Exercise objective:
All of the data should be restated word for word, with the pictures omitted.

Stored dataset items

━━━━━━━━━━━━━━━━━━━━━━━━━━━━━━

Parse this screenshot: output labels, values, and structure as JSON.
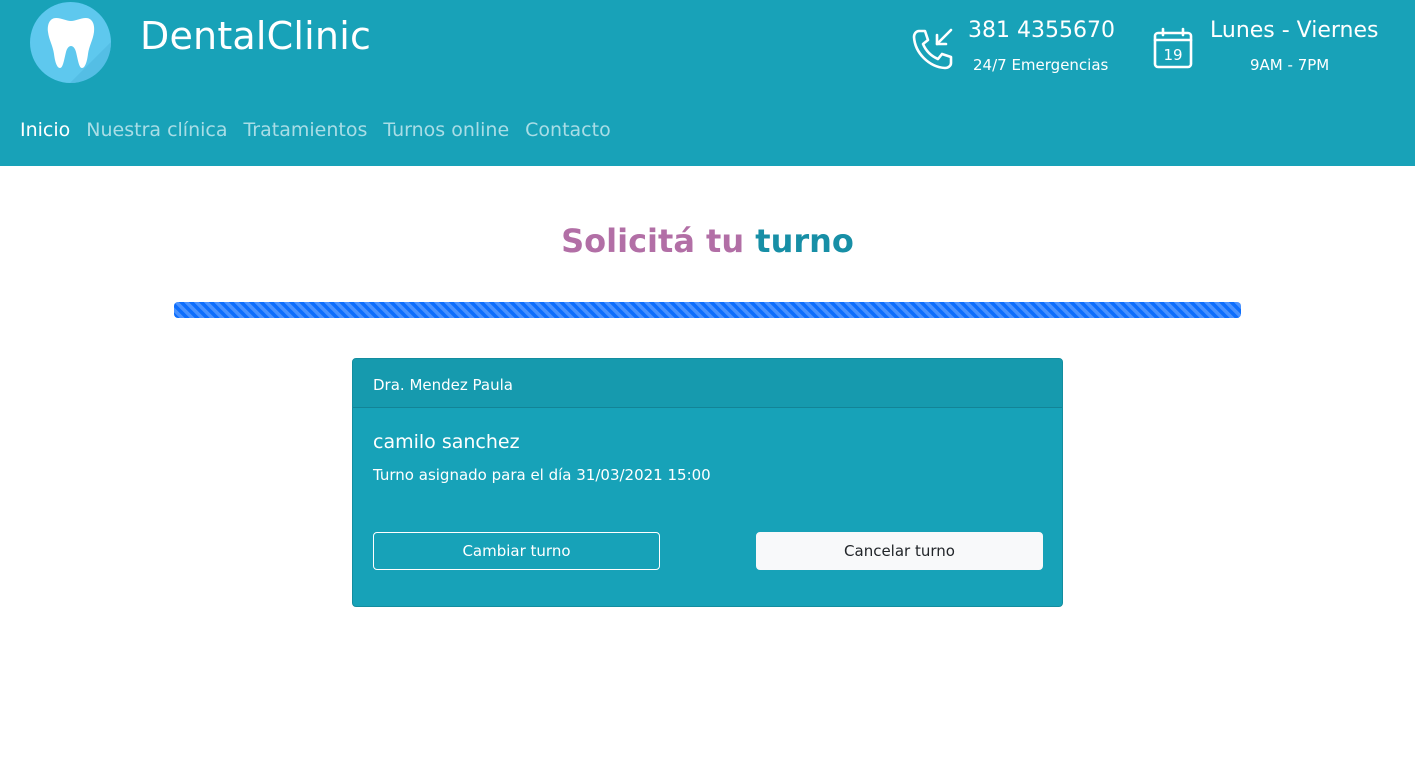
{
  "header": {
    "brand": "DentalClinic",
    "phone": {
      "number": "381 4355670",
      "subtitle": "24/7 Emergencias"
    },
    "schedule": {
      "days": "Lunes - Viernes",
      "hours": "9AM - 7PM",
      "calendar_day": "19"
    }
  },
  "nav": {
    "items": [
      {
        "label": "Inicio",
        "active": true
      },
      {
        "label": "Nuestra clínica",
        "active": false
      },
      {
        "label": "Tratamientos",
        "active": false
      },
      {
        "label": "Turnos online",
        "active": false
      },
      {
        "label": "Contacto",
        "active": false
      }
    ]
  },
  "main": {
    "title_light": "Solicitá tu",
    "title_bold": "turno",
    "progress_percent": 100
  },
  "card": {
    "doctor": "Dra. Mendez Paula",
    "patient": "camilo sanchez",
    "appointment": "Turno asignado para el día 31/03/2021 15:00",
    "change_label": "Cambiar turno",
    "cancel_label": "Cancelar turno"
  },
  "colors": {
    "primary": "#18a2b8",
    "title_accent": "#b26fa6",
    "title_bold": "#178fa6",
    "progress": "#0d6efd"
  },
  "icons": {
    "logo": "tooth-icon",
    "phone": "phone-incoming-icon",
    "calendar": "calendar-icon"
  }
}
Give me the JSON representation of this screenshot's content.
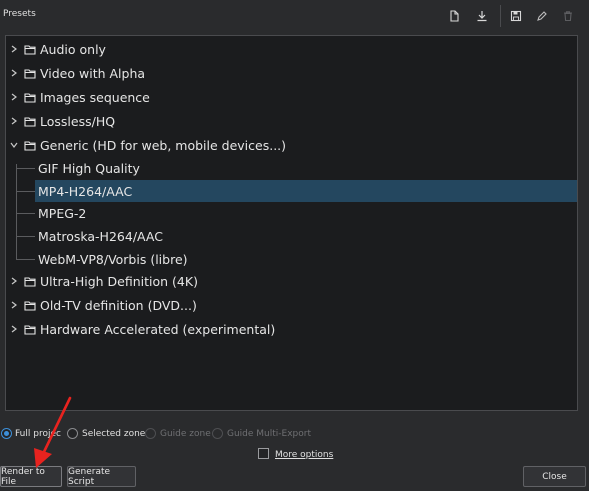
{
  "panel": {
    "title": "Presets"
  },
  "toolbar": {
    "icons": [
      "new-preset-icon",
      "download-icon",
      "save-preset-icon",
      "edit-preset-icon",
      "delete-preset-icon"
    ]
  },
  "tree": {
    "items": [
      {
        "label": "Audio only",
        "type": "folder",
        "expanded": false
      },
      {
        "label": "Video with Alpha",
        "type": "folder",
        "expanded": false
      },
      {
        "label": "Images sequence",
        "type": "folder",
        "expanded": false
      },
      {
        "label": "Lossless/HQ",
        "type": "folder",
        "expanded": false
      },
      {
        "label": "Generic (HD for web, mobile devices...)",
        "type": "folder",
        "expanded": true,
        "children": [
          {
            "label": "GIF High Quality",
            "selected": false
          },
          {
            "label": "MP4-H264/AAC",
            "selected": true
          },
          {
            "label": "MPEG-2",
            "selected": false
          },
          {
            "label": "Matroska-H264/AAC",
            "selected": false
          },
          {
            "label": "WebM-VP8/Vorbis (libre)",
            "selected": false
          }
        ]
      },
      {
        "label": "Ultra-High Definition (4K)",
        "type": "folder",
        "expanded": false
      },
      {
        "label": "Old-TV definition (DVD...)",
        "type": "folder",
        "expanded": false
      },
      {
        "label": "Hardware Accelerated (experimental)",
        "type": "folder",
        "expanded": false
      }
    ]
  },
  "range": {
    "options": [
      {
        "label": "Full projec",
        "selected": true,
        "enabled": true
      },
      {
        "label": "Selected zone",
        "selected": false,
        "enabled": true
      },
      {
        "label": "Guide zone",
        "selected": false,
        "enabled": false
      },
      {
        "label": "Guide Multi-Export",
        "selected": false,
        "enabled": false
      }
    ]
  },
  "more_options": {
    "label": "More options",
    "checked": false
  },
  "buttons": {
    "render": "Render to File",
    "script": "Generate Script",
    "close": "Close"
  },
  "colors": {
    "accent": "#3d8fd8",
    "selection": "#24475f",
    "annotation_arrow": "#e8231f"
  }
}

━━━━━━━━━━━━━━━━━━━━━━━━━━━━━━

Result for this exercise:
Parse this screenshot: output labels, values, and structure as JSON.
{
  "header": {
    "brand": "DentalClinic",
    "phone": {
      "number": "381 4355670",
      "subtitle": "24/7 Emergencias"
    },
    "schedule": {
      "days": "Lunes - Viernes",
      "hours": "9AM - 7PM",
      "calendar_day": "19"
    }
  },
  "nav": {
    "items": [
      {
        "label": "Inicio",
        "active": true
      },
      {
        "label": "Nuestra clínica",
        "active": false
      },
      {
        "label": "Tratamientos",
        "active": false
      },
      {
        "label": "Turnos online",
        "active": false
      },
      {
        "label": "Contacto",
        "active": false
      }
    ]
  },
  "main": {
    "title_light": "Solicitá tu",
    "title_bold": "turno",
    "progress_percent": 100
  },
  "card": {
    "doctor": "Dra. Mendez Paula",
    "patient": "camilo sanchez",
    "appointment": "Turno asignado para el día 31/03/2021 15:00",
    "change_label": "Cambiar turno",
    "cancel_label": "Cancelar turno"
  },
  "colors": {
    "primary": "#18a2b8",
    "title_accent": "#b26fa6",
    "title_bold": "#178fa6",
    "progress": "#0d6efd"
  },
  "icons": {
    "logo": "tooth-icon",
    "phone": "phone-incoming-icon",
    "calendar": "calendar-icon"
  }
}
Give me the JSON representation of this screenshot's content.
{
  "panel": {
    "title": "Presets"
  },
  "toolbar": {
    "icons": [
      "new-preset-icon",
      "download-icon",
      "save-preset-icon",
      "edit-preset-icon",
      "delete-preset-icon"
    ]
  },
  "tree": {
    "items": [
      {
        "label": "Audio only",
        "type": "folder",
        "expanded": false
      },
      {
        "label": "Video with Alpha",
        "type": "folder",
        "expanded": false
      },
      {
        "label": "Images sequence",
        "type": "folder",
        "expanded": false
      },
      {
        "label": "Lossless/HQ",
        "type": "folder",
        "expanded": false
      },
      {
        "label": "Generic (HD for web, mobile devices...)",
        "type": "folder",
        "expanded": true,
        "children": [
          {
            "label": "GIF High Quality",
            "selected": false
          },
          {
            "label": "MP4-H264/AAC",
            "selected": true
          },
          {
            "label": "MPEG-2",
            "selected": false
          },
          {
            "label": "Matroska-H264/AAC",
            "selected": false
          },
          {
            "label": "WebM-VP8/Vorbis (libre)",
            "selected": false
          }
        ]
      },
      {
        "label": "Ultra-High Definition (4K)",
        "type": "folder",
        "expanded": false
      },
      {
        "label": "Old-TV definition (DVD...)",
        "type": "folder",
        "expanded": false
      },
      {
        "label": "Hardware Accelerated (experimental)",
        "type": "folder",
        "expanded": false
      }
    ]
  },
  "range": {
    "options": [
      {
        "label": "Full projec",
        "selected": true,
        "enabled": true
      },
      {
        "label": "Selected zone",
        "selected": false,
        "enabled": true
      },
      {
        "label": "Guide zone",
        "selected": false,
        "enabled": false
      },
      {
        "label": "Guide Multi-Export",
        "selected": false,
        "enabled": false
      }
    ]
  },
  "more_options": {
    "label": "More options",
    "checked": false
  },
  "buttons": {
    "render": "Render to File",
    "script": "Generate Script",
    "close": "Close"
  },
  "colors": {
    "accent": "#3d8fd8",
    "selection": "#24475f",
    "annotation_arrow": "#e8231f"
  }
}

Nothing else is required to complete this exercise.